= EXERCISE PROMPT =
A single number is required: the count of lines in the records below that contain the word "installed".

○ ○ ○ ○ ○

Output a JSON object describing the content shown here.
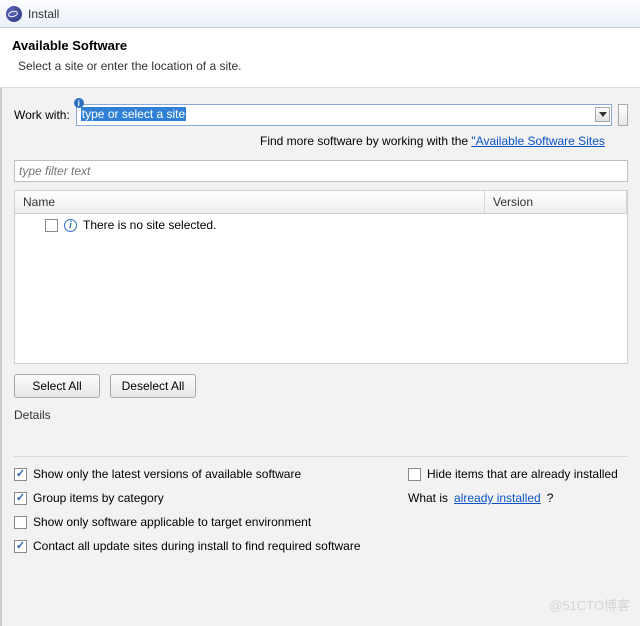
{
  "titlebar": {
    "title": "Install"
  },
  "header": {
    "heading": "Available Software",
    "subtext": "Select a site or enter the location of a site."
  },
  "workWith": {
    "label": "Work with:",
    "placeholder": "type or select a site",
    "findMore_prefix": "Find more software by working with the ",
    "findMore_link": "\"Available Software Sites"
  },
  "filter": {
    "placeholder": "type filter text"
  },
  "tree": {
    "columns": {
      "name": "Name",
      "version": "Version"
    },
    "empty_row": "There is no site selected."
  },
  "buttons": {
    "selectAll": "Select All",
    "deselectAll": "Deselect All"
  },
  "details": {
    "label": "Details"
  },
  "options": {
    "latest": {
      "checked": true,
      "label": "Show only the latest versions of available software"
    },
    "hide": {
      "checked": false,
      "label": "Hide items that are already installed"
    },
    "group": {
      "checked": true,
      "label": "Group items by category"
    },
    "whatIs_prefix": "What is ",
    "whatIs_link": "already installed",
    "whatIs_suffix": "?",
    "applicable": {
      "checked": false,
      "label": "Show only software applicable to target environment"
    },
    "contact": {
      "checked": true,
      "label": "Contact all update sites during install to find required software"
    }
  },
  "watermark": "@51CTO博客"
}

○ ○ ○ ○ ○

= RESULT FOR THIS TASK =
2